### INSTRUCTIONS FOR THE TASK
Extract each line from the entries below that has the string "post" in it.

### RECORDED INFORMATION
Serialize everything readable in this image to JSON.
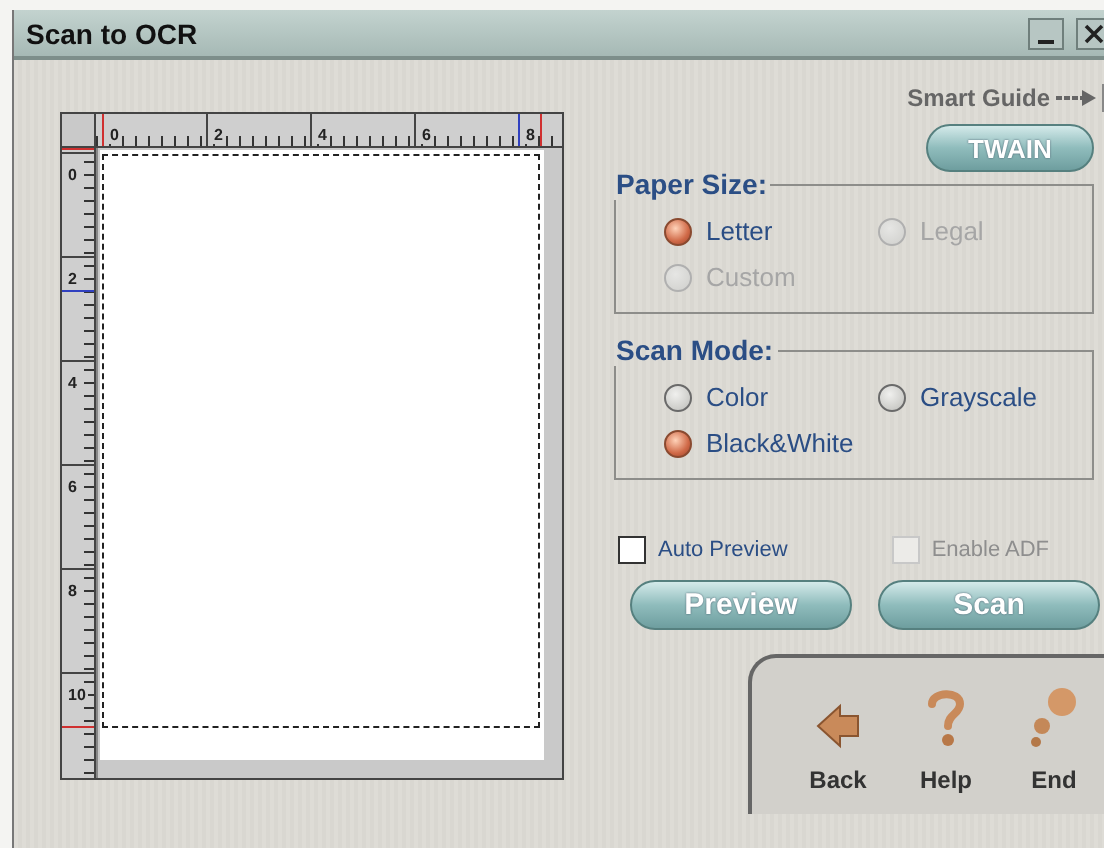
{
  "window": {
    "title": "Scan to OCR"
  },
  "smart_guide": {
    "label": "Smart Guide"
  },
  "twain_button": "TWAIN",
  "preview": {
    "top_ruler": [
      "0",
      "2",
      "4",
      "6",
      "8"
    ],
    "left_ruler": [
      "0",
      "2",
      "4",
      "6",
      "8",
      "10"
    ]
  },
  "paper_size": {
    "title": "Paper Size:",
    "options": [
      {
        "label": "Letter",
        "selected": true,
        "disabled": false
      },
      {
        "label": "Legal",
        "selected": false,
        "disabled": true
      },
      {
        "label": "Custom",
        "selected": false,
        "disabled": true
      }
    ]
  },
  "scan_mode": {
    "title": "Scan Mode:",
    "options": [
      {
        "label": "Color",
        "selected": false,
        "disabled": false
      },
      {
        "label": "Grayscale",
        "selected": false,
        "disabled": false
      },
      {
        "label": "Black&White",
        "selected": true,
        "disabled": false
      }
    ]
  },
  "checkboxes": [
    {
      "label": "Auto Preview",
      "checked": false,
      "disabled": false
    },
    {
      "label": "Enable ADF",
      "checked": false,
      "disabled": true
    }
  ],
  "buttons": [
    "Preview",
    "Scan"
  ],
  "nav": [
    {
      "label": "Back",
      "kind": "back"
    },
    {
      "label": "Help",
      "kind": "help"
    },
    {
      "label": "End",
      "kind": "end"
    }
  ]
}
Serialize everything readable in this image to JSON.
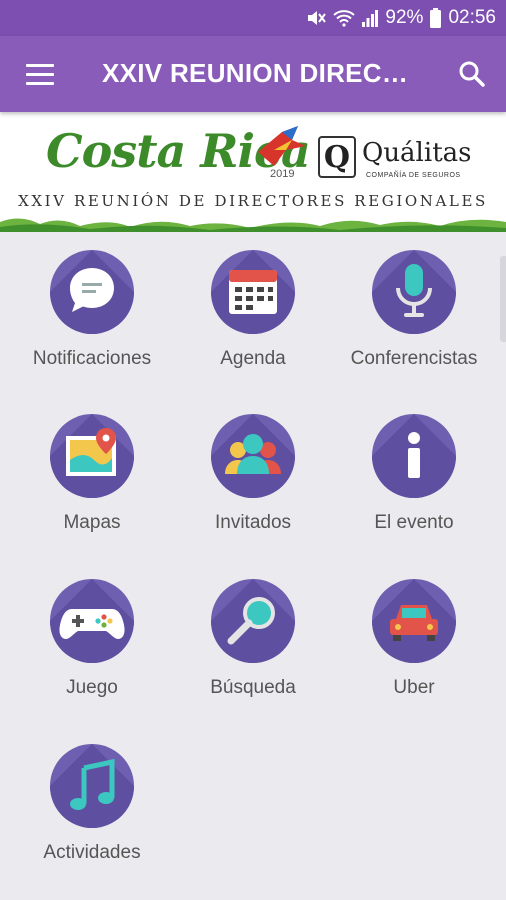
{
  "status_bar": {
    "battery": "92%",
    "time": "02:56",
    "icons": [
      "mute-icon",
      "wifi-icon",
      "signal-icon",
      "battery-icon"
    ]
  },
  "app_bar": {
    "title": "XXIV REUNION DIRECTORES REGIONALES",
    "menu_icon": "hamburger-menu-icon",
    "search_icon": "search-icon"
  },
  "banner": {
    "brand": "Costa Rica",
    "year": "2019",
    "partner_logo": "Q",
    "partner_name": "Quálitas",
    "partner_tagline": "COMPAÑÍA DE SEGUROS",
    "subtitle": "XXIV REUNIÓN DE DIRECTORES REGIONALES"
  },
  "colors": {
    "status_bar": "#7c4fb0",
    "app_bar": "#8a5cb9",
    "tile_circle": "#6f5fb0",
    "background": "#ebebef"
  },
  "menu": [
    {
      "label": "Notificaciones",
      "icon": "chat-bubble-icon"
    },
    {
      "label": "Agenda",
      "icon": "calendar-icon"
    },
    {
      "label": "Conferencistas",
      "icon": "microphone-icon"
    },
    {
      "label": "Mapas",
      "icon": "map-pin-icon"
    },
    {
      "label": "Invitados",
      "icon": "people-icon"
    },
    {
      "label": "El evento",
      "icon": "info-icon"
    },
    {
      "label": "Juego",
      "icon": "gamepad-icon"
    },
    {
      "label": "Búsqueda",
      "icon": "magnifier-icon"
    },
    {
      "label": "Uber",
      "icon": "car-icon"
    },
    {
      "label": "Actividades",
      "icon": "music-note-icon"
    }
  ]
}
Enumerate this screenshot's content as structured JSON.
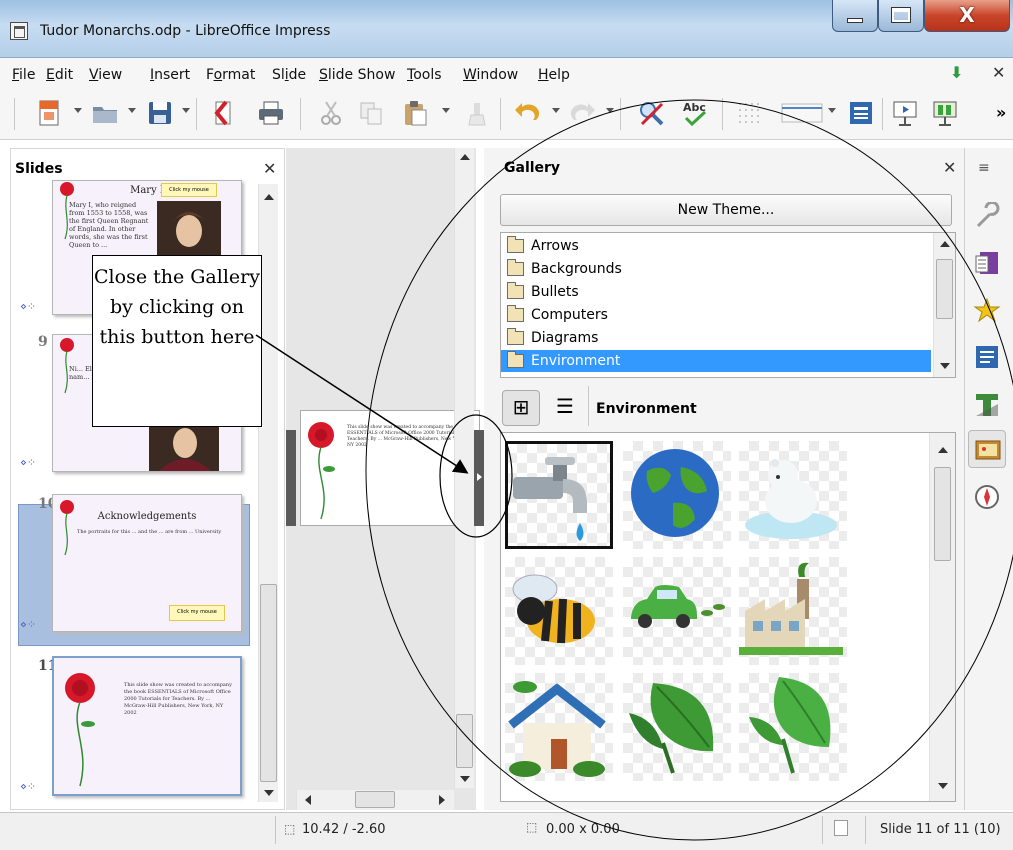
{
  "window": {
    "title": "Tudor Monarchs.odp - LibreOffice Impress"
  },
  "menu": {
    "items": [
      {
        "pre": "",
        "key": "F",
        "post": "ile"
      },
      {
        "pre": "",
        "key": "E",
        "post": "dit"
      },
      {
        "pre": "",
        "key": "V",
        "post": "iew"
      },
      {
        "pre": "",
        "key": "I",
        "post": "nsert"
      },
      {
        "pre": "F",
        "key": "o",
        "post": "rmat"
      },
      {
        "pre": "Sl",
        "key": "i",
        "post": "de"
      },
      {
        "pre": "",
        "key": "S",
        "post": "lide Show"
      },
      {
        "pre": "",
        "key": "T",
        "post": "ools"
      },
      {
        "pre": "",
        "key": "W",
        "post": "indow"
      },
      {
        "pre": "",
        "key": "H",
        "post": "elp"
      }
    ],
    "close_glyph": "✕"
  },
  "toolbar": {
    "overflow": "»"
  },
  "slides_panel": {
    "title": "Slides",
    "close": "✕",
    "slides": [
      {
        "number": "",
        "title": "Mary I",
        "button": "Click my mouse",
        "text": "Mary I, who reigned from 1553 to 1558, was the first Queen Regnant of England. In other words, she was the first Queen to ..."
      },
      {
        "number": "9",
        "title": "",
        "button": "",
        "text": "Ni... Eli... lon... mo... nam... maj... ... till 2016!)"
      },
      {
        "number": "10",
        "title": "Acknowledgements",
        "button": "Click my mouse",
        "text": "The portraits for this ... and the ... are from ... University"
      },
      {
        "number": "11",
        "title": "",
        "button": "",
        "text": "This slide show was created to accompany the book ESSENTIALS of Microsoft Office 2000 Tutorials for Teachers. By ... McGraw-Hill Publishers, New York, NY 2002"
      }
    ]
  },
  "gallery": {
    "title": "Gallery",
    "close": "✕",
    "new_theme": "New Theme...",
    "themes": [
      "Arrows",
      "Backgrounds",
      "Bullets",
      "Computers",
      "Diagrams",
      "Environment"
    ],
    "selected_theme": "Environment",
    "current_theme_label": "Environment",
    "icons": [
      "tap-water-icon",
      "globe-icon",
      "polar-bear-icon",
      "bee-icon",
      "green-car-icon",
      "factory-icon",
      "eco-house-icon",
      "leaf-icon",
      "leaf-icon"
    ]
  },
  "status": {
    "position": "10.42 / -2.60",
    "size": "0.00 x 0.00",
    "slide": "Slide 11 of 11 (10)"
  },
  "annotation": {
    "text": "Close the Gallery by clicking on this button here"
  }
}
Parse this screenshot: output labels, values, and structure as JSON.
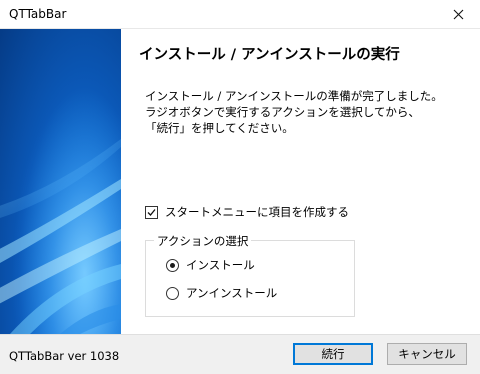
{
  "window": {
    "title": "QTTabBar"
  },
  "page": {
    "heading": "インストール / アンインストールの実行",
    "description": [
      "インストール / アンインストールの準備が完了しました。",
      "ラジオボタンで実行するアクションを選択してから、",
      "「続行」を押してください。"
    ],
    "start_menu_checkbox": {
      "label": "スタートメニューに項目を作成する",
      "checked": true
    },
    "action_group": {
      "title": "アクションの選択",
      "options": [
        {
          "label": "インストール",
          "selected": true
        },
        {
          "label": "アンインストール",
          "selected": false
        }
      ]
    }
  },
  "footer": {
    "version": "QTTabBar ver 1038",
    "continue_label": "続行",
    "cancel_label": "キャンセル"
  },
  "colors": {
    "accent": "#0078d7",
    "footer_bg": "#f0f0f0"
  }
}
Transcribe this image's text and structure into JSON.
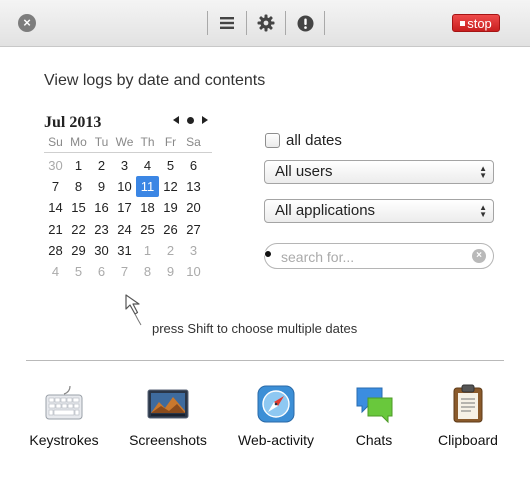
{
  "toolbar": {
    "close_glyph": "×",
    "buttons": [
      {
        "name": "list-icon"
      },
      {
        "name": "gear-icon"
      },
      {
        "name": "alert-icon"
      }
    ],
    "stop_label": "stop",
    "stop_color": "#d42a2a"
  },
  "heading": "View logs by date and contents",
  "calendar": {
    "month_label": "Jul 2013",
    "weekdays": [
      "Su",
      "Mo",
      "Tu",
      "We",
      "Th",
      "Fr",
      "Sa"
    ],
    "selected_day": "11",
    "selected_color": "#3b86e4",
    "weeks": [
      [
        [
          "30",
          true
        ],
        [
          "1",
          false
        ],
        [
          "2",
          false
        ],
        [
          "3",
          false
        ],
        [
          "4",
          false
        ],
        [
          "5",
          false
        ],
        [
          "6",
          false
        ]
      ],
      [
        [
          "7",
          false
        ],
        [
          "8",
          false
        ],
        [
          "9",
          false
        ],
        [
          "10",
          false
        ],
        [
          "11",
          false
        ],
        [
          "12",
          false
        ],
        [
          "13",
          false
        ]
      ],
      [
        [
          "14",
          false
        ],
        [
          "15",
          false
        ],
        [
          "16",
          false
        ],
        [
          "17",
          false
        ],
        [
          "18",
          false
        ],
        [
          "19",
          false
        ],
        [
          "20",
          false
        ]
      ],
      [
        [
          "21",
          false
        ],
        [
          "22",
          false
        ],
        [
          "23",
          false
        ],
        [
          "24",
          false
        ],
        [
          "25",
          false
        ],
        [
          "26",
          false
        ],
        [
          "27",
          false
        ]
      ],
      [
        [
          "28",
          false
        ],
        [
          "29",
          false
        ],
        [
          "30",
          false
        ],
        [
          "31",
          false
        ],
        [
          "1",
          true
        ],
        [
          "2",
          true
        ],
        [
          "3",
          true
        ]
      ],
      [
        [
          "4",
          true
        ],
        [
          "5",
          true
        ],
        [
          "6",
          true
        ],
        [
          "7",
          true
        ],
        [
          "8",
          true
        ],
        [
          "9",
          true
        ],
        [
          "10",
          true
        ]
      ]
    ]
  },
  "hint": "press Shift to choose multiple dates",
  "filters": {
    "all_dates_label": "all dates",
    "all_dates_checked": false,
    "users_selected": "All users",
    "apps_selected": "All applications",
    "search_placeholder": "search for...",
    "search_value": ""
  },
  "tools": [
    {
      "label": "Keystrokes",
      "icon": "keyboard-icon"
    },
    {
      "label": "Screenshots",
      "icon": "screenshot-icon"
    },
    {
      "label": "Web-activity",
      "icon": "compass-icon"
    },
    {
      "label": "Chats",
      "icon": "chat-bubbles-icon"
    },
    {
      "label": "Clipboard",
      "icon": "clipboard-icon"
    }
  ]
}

### EXPECTED ANSWER
        "post": "ile"
        "post": "dit"
        "post": "iew"
        "post": "nsert"
        "post": "rmat"
        "post": "de"
        "post": "lide Show"
        "post": "ools"
        "post": "indow"
        "post": "elp"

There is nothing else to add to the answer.